"The efforts of the Puerto Rican resident commissioner smack of politics and are grounded in fundamental misrepresentations regarding the use of the cover-over revenues," deJongh said.
Pierluisi, in a statement on his website, said his bill seeks to prevent the Virgin Islands from using the funds it receives under the rum-rebate program to provide "unreasonable" subsidies to rum producers.
Diageo's agreement with the local government calls for the government to float up to $250 million in bonds to pay construction costs. The bonds will be paid back out of projected excise taxes from the sale of rum sold on the mainland. The federal government returns $13.25 of the $13.50 it collects in excise taxes on rum made in the territory to the Virgin Islands. Puerto Rico collects rum-tax rebates on its rum at the same rate as the Virgin Islands.
Pierluisi's bill mandates that a subsidy to a rum producer of more than 10 percent of the rum-tax rebate may be deemed unreasonable if the U.S. Treasury concludes that it is "excessive" in relation to the total amount of cover-over funds, and that the subsidy has the effect of encouraging a rum maker to move production from one territory to the other territory.
"The purpose of the cover-over program is, and has always been, to help the two territories provide for the general welfare of their residents and to promote broad-based economic development," Pierluisi explained. "The program was not designed to enable a territory to provide overly generous subsidies to rum makers. This bill will reaffirm the laudable goals of the cover-over program by precluding the territories from using cover-over funds to provide unreasonable subsidies to their rum producers."
Pierluisi's statement alludes to the fact that Diego is leaving Puerto Rico to build a plant on St. Croix.
"Diageo has never operated a rum distillery in Puerto Rico, but rather had a supply agreement with a private distillery there," deJongh said. "As their contract was coming to an end in 2011, Diageo decided that Captain Morgan had grown to a point where it was time to own their own production facilities.
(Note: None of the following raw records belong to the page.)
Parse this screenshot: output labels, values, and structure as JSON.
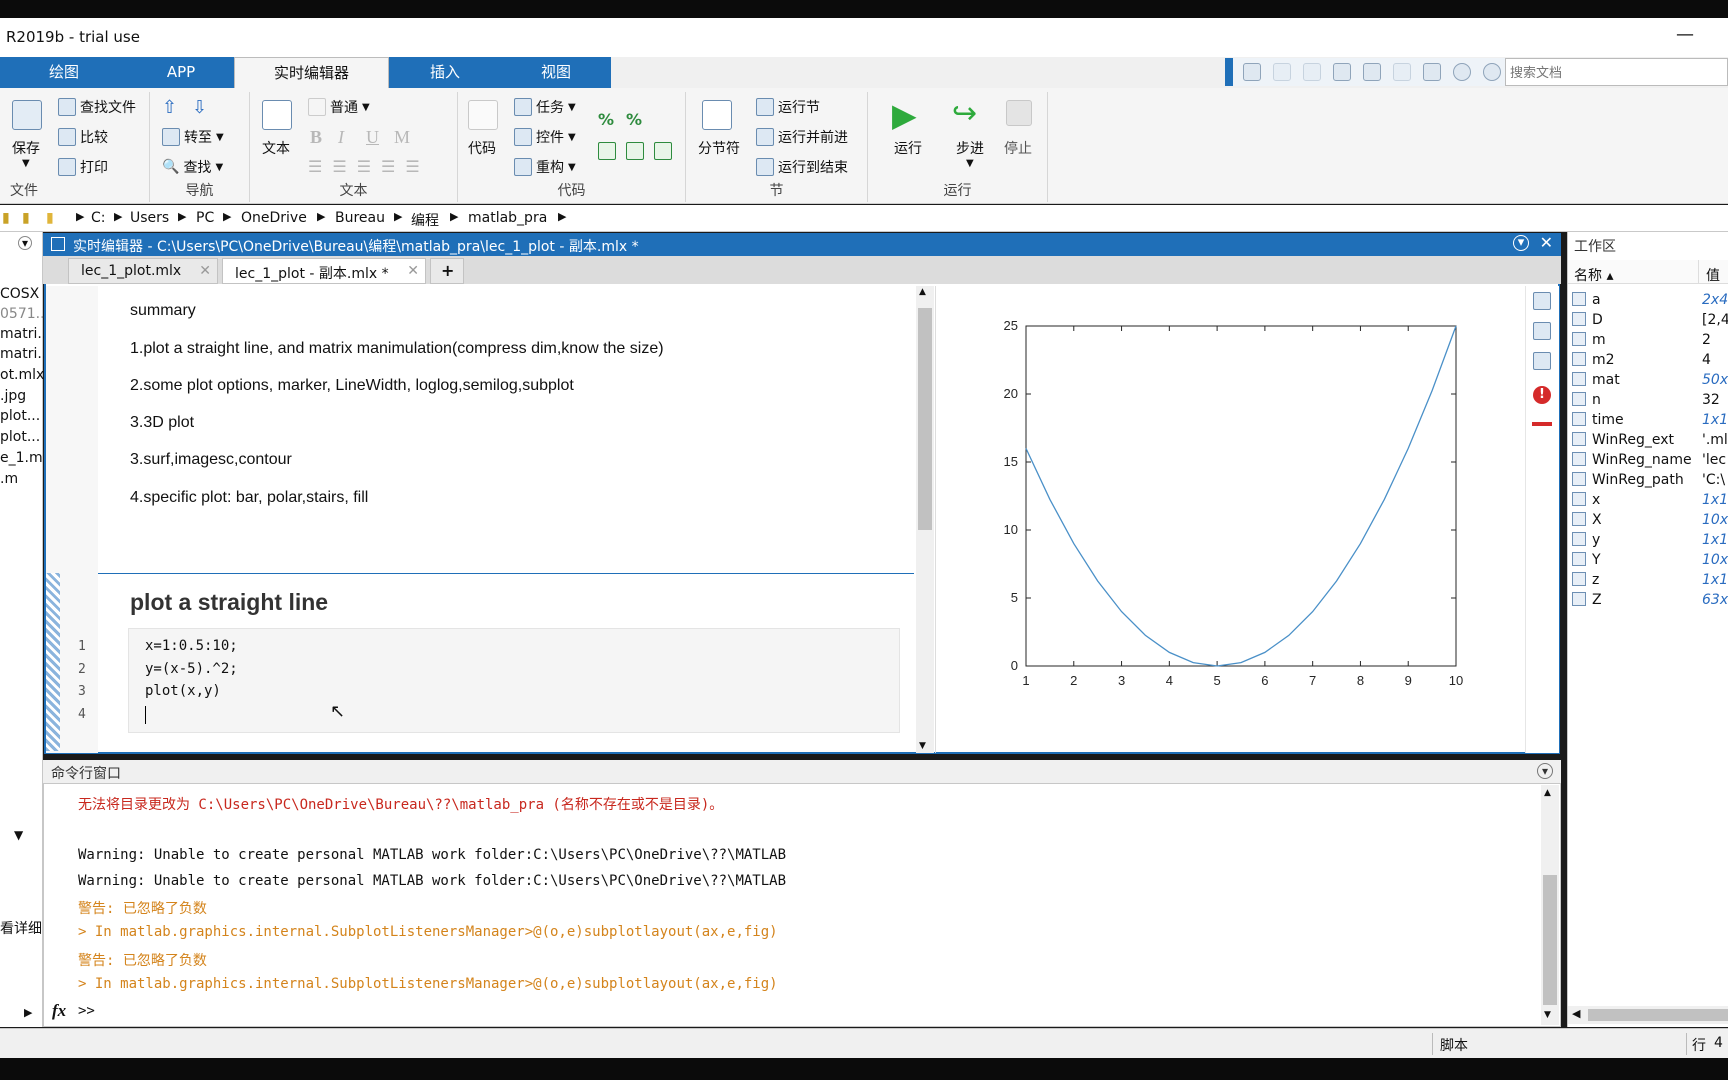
{
  "window": {
    "title": "R2019b - trial use",
    "minimize": "—"
  },
  "ribbon_tabs": [
    "绘图",
    "APP",
    "实时编辑器",
    "插入",
    "视图"
  ],
  "search": {
    "placeholder": "搜索文档"
  },
  "ribbon": {
    "file": {
      "save": "保存",
      "find_files": "查找文件",
      "compare": "比较",
      "print": "打印",
      "label": "文件"
    },
    "navigate": {
      "goto": "转至",
      "find": "查找",
      "label": "导航"
    },
    "text": {
      "text_btn": "文本",
      "style": "普通",
      "bold": "B",
      "italic": "I",
      "underline": "U",
      "mono": "M",
      "label": "文本"
    },
    "code": {
      "code_btn": "代码",
      "task": "任务",
      "control": "控件",
      "refactor": "重构",
      "label": "代码"
    },
    "section": {
      "break": "分节符",
      "run_section": "运行节",
      "run_advance": "运行并前进",
      "run_to_end": "运行到结束",
      "label": "节"
    },
    "run": {
      "run": "运行",
      "step": "步进",
      "stop": "停止",
      "label": "运行"
    }
  },
  "breadcrumb": [
    "C:",
    "Users",
    "PC",
    "OneDrive",
    "Bureau",
    "编程",
    "matlab_pra"
  ],
  "left_files": [
    "COSX",
    "0571...",
    "matri...",
    "matri...",
    "ot.mlx",
    ".jpg",
    "plot...",
    "plot...",
    "e_1.m",
    ".m"
  ],
  "left_detail": "看详细",
  "editor": {
    "header": "实时编辑器 - C:\\Users\\PC\\OneDrive\\Bureau\\编程\\matlab_pra\\lec_1_plot - 副本.mlx *",
    "tabs": [
      "lec_1_plot.mlx",
      "lec_1_plot - 副本.mlx *"
    ],
    "summary": [
      "summary",
      "1.plot a straight line, and matrix manimulation(compress dim,know the size)",
      "2.some plot options, marker, LineWidth, loglog,semilog,subplot",
      "3.3D plot",
      "3.surf,imagesc,contour",
      "4.specific plot: bar, polar,stairs, fill"
    ],
    "section_title": "plot a straight line",
    "code_lines": [
      "x=1:0.5:10;",
      "y=(x-5).^2;",
      "plot(x,y)",
      ""
    ],
    "line_numbers": [
      "1",
      "2",
      "3",
      "4"
    ]
  },
  "chart_data": {
    "type": "line",
    "x": [
      1,
      1.5,
      2,
      2.5,
      3,
      3.5,
      4,
      4.5,
      5,
      5.5,
      6,
      6.5,
      7,
      7.5,
      8,
      8.5,
      9,
      9.5,
      10
    ],
    "y": [
      16,
      12.25,
      9,
      6.25,
      4,
      2.25,
      1,
      0.25,
      0,
      0.25,
      1,
      2.25,
      4,
      6.25,
      9,
      12.25,
      16,
      20.25,
      25
    ],
    "xlim": [
      1,
      10
    ],
    "ylim": [
      0,
      25
    ],
    "xticks": [
      "1",
      "2",
      "3",
      "4",
      "5",
      "6",
      "7",
      "8",
      "9",
      "10"
    ],
    "yticks": [
      "0",
      "5",
      "10",
      "15",
      "20",
      "25"
    ],
    "color": "#4a90c8",
    "title": "",
    "xlabel": "",
    "ylabel": ""
  },
  "command_window": {
    "title": "命令行窗口",
    "lines": [
      {
        "text": "无法将目录更改为 C:\\Users\\PC\\OneDrive\\Bureau\\??\\matlab_pra (名称不存在或不是目录)。",
        "color": "red"
      },
      {
        "text": "",
        "color": "black"
      },
      {
        "text": "Warning: Unable to create personal MATLAB work folder:C:\\Users\\PC\\OneDrive\\??\\MATLAB",
        "color": "black"
      },
      {
        "text": "Warning: Unable to create personal MATLAB work folder:C:\\Users\\PC\\OneDrive\\??\\MATLAB",
        "color": "black"
      },
      {
        "text": "警告: 已忽略了负数",
        "color": "orange"
      },
      {
        "text": "> In matlab.graphics.internal.SubplotListenersManager>@(o,e)subplotlayout(ax,e,fig)",
        "color": "orange"
      },
      {
        "text": "警告: 已忽略了负数",
        "color": "orange"
      },
      {
        "text": "> In matlab.graphics.internal.SubplotListenersManager>@(o,e)subplotlayout(ax,e,fig)",
        "color": "orange"
      }
    ],
    "prompt": ">>",
    "fx": "fx"
  },
  "workspace": {
    "title": "工作区",
    "col_name": "名称 ▴",
    "col_value": "值",
    "vars": [
      {
        "name": "a",
        "value": "2x4"
      },
      {
        "name": "D",
        "value": "[2,4"
      },
      {
        "name": "m",
        "value": "2"
      },
      {
        "name": "m2",
        "value": "4"
      },
      {
        "name": "mat",
        "value": "50x"
      },
      {
        "name": "n",
        "value": "32"
      },
      {
        "name": "time",
        "value": "1x1"
      },
      {
        "name": "WinReg_ext",
        "value": "'.ml"
      },
      {
        "name": "WinReg_name",
        "value": "'lec"
      },
      {
        "name": "WinReg_path",
        "value": "'C:\\"
      },
      {
        "name": "x",
        "value": "1x1"
      },
      {
        "name": "X",
        "value": "10x"
      },
      {
        "name": "y",
        "value": "1x1"
      },
      {
        "name": "Y",
        "value": "10x"
      },
      {
        "name": "z",
        "value": "1x1"
      },
      {
        "name": "Z",
        "value": "63x"
      }
    ]
  },
  "status": {
    "mode": "脚本",
    "row_label": "行",
    "row": "4"
  }
}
Given the dominance of Bacardi in Puerto Rico, they chose to look elsewhere, notably in Central America. It was at that point they contacted us to discuss building Captain Morgan's future in St. Croix."
The deal with Diageo is consistent with the intent of the U.S. Congress in the creation of the cover-over program, the governor said.
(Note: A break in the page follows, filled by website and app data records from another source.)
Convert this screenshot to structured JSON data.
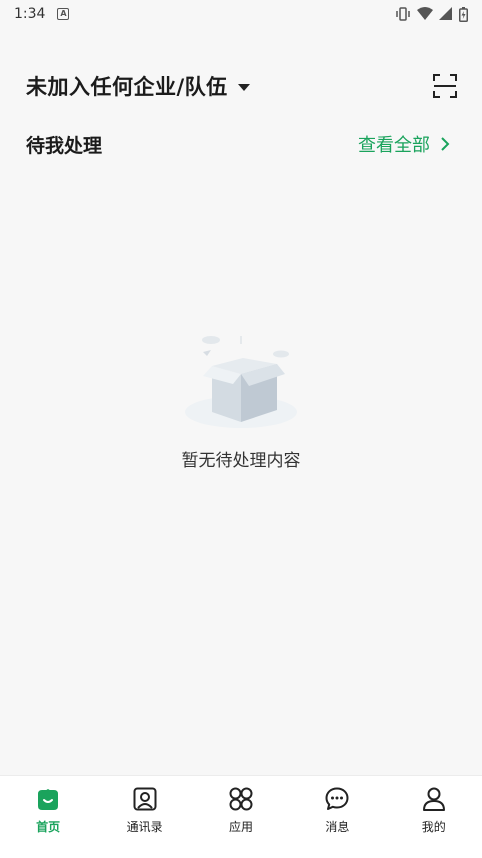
{
  "status_bar": {
    "time": "1:34",
    "notification_icon": "A"
  },
  "header": {
    "org_title": "未加入任何企业/队伍",
    "scan_icon": "scan-icon"
  },
  "section": {
    "title": "待我处理",
    "view_all": "查看全部"
  },
  "empty_state": {
    "text": "暂无待处理内容",
    "illustration": "empty-box-illustration"
  },
  "tabbar": {
    "tabs": [
      {
        "label": "首页",
        "icon": "home-icon",
        "active": true
      },
      {
        "label": "通讯录",
        "icon": "contacts-icon",
        "active": false
      },
      {
        "label": "应用",
        "icon": "apps-icon",
        "active": false
      },
      {
        "label": "消息",
        "icon": "message-icon",
        "active": false
      },
      {
        "label": "我的",
        "icon": "profile-icon",
        "active": false
      }
    ]
  },
  "colors": {
    "accent": "#1aa35c",
    "background": "#f7f7f7"
  }
}
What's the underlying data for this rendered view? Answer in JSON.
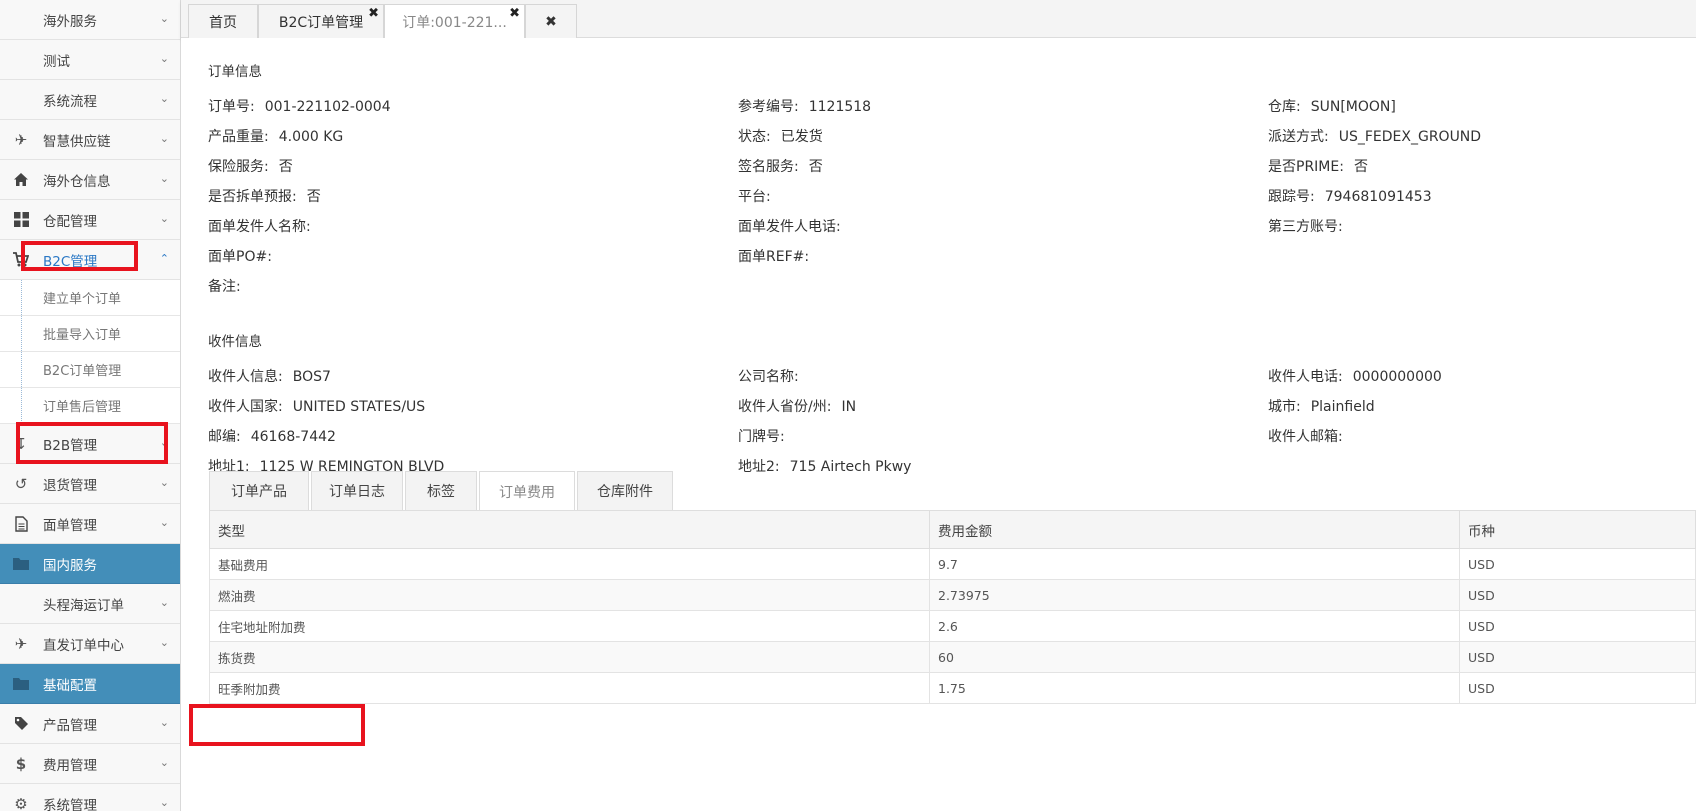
{
  "sidebar": {
    "items_top": [
      {
        "label": "海外服务",
        "icon": "none"
      },
      {
        "label": "测试",
        "icon": "none"
      },
      {
        "label": "系统流程",
        "icon": "none"
      },
      {
        "label": "智慧供应链",
        "icon": "plane-icon"
      },
      {
        "label": "海外仓信息",
        "icon": "home-icon"
      },
      {
        "label": "仓配管理",
        "icon": "grid-icon"
      },
      {
        "label": "B2C管理",
        "icon": "cart-icon"
      }
    ],
    "b2c_sub": [
      "建立单个订单",
      "批量导入订单",
      "B2C订单管理",
      "订单售后管理"
    ],
    "items_bottom": [
      {
        "label": "B2B管理",
        "icon": "download-icon"
      },
      {
        "label": "退货管理",
        "icon": "undo-icon"
      },
      {
        "label": "面单管理",
        "icon": "file-icon"
      },
      {
        "label": "国内服务",
        "icon": "folder-icon"
      },
      {
        "label": "头程海运订单",
        "icon": "none"
      },
      {
        "label": "直发订单中心",
        "icon": "plane-icon"
      },
      {
        "label": "基础配置",
        "icon": "folder-icon"
      },
      {
        "label": "产品管理",
        "icon": "tag-icon"
      },
      {
        "label": "费用管理",
        "icon": "dollar-icon"
      },
      {
        "label": "系统管理",
        "icon": "gear-icon"
      }
    ]
  },
  "tabs": [
    {
      "label": "首页"
    },
    {
      "label": "B2C订单管理"
    },
    {
      "label": "订单:001-221..."
    }
  ],
  "order_info": {
    "title": "订单信息",
    "fields": [
      {
        "k": "订单号:",
        "v": "001-221102-0004"
      },
      {
        "k": "参考编号:",
        "v": "1121518"
      },
      {
        "k": "仓库:",
        "v": "SUN[MOON]"
      },
      {
        "k": "产品重量:",
        "v": "4.000 KG"
      },
      {
        "k": "状态:",
        "v": "已发货"
      },
      {
        "k": "派送方式:",
        "v": "US_FEDEX_GROUND"
      },
      {
        "k": "保险服务:",
        "v": "否"
      },
      {
        "k": "签名服务:",
        "v": "否"
      },
      {
        "k": "是否PRIME:",
        "v": "否"
      },
      {
        "k": "是否拆单预报:",
        "v": "否"
      },
      {
        "k": "平台:",
        "v": ""
      },
      {
        "k": "跟踪号:",
        "v": "794681091453"
      },
      {
        "k": "面单发件人名称:",
        "v": ""
      },
      {
        "k": "面单发件人电话:",
        "v": ""
      },
      {
        "k": "第三方账号:",
        "v": ""
      },
      {
        "k": "面单PO#:",
        "v": ""
      },
      {
        "k": "面单REF#:",
        "v": ""
      },
      {
        "k": "备注:",
        "v": ""
      }
    ]
  },
  "receiver_info": {
    "title": "收件信息",
    "fields": [
      {
        "k": "收件人信息:",
        "v": "BOS7"
      },
      {
        "k": "公司名称:",
        "v": ""
      },
      {
        "k": "收件人电话:",
        "v": "0000000000"
      },
      {
        "k": "收件人国家:",
        "v": "UNITED STATES/US"
      },
      {
        "k": "收件人省份/州:",
        "v": "IN"
      },
      {
        "k": "城市:",
        "v": "Plainfield"
      },
      {
        "k": "邮编:",
        "v": "46168-7442"
      },
      {
        "k": "门牌号:",
        "v": ""
      },
      {
        "k": "收件人邮箱:",
        "v": ""
      },
      {
        "k": "地址1:",
        "v": "1125 W REMINGTON BLVD"
      },
      {
        "k": "地址2:",
        "v": "715 Airtech Pkwy"
      }
    ]
  },
  "detail_tabs": [
    "订单产品",
    "订单日志",
    "标签",
    "订单费用",
    "仓库附件"
  ],
  "fee_table": {
    "headers": [
      "类型",
      "费用金额",
      "币种"
    ],
    "rows": [
      [
        "基础费用",
        "9.7",
        "USD"
      ],
      [
        "燃油费",
        "2.73975",
        "USD"
      ],
      [
        "住宅地址附加费",
        "2.6",
        "USD"
      ],
      [
        "拣货费",
        "60",
        "USD"
      ],
      [
        "旺季附加费",
        "1.75",
        "USD"
      ]
    ]
  },
  "colors": {
    "section_blue": "#438eb9",
    "highlight_red": "#e8131e",
    "active_link": "#2a78c5"
  }
}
"Every state in the union is charged with the obligation of building its economy to the benefit of its people, so too are we, and that is what we have done," deJongh said.
Delegate Donna M. Christensen said in a news release issued Monday that she is surprised at Pierluisi's bill, because no one is currently taking issue with the fact that the Virgin Islands and Puerto Rico receive the rum rebate from the federal government.
Further, she said that if it was determined that the "incentive" provided by the Virgin Islands to Diageo to build its plant on St. Croix was unreasonable, the cover over would be given to Puerto Rico.
The rum rebate puts about $80 million a year into the territory's coffers. That figure is expected to more than double after construction of the new Diageo distillery on St. Croix is finished in 2012.
Puerto Rico's resident commissioner post is similar to that of delegate to Congress.
Back Talk Share your reaction to this news with other Source readers. Please include headline, your name and city and state/country or island where you reside.